    ” o/~ You had the time, you had the power/
    You’ve yet to have your finest hour…. o/~ ”
    [“Radio Ga-Ga”, Queen]

    • Now I have a nebulous vision of The Buggles singing a song about ebooks killing the publishing star.

      “We can’t rewind, we’ve gone too far… put all the blame on EPR”

  12. “World without end,” amen! I love you, Sarah Hoyt! You are such a trailblazer!

  13. Can’t read over 150 comments at the moment (sick and getting more so), though I did skim. xD;

    I kind of feel the same way about things, though obviously with far less experience and so forth). Once I learned about indie pub being viable, my envy (or at least snobbery) at the success of other writers turned to more positive streams.

    I read Twilight out of self defense. Two of my workmates (16 year old girls) were obsessed over it. The decision by the author to leave blank pages in the main character’s journal/the book brought them down to sobs and I just thought it was an interesting technique and I wanted to figure out this whole thing about making these girls sob over a few blank pages. First book was amusing. Second tried my patience. Third made me queasy. Couldn’t bring myself to read the fourth, though by that time my sister in law was obsessed with the series.

    Not to damper your post (which is great) but… My s-i-l also brought me to the conclusion that it won’t necessarily bring more people to my work if they’re brought into reading similar “megapopular” stuff. I tried to get her interested in some of the similar works I knew of. Patricia Briggs’s shapeshifters series seems to be a no-go. (And I still need to figure out a way to get the first book back from her. It’s been over a year now.) I think I had a L.K.H. book that I got through a bookclub. She wasn’t interested. I did get her interested in the “Carpe Demon” soccer mom series, at least so that’s some branching, but I went through about five or six suggestions before she liked that one. Most of the others she wasn’t even interested enough to take the book home. I’m pretty sure it’s just a factor of her, rather than me being terrible with recommendations. xD; She loves the Harry Potter movies and doesn’t want to read the books for some reason.

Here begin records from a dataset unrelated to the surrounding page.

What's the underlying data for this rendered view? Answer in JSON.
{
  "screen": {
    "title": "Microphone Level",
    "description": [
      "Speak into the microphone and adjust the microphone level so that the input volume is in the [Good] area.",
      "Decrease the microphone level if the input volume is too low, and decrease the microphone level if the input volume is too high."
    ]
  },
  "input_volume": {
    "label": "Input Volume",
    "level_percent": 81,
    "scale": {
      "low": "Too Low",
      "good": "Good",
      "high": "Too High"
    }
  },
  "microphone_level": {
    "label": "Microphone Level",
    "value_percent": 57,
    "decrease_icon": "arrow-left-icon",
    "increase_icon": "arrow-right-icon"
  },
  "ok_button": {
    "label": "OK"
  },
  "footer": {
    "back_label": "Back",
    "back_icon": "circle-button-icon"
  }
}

    btw – will get back to you on that thing sometime in the next few days. :3

    • I hope you feel better soon.

      There are READERS — people who read voraciously, and usually widely. These people, while they won’t read just anything, are usually looking for new things to expand their reading. Then there are readers — people who will read, but the material has to somehow hook them. They may enjoy reading, but generally seek something comfortable and familiar.

      As to the two sixteen year olds crying over blank pages? Interesting. Likely they are encountering something that caught/manipulated this particular aspect of their emotions for the first time. When I was young and silly I cried when I finished reading Erich Segal’s Love Story. By the time the movie came out I was so over it. By the time the wooden candidate claimed to be a model for the story I was ready to disavow it.

  14. The opening of this essay reminds me of Sir Terry’s description of the leveling system in wizardry. (It makes more sense if you realize that there are a fixed number of wizards at each numbered level from one to eight, and the only way to get promoted is for one of the wizards at the level above you to retire or die.)

    “It may be quite tough at the top, and it is probably even tougher at the bottom, but halfway up it’s so tough you could use it for horseshoes. By then all the no-hopers, the lazy, the silly and the downright unlucky have been weeded out, the field’s cleared, and every wizard stands alone and surrounded by mortal enemies on every side. There’s the pushy fours below, waiting to trip him up. There’s the arrogant sixes above, anxious to stamp out all ambition. And, of course, all around are his fellow fives, ready for any opportunity to reduce the competition a little. And there’s no standing still. Wizards of the fifth level are mean and tough and have reflexes of steel and their eyes are thin and narrow from staring down the length of that metaphorical last furlong at the end of which rests the prize of prizes, the Archchancellor’s hat.”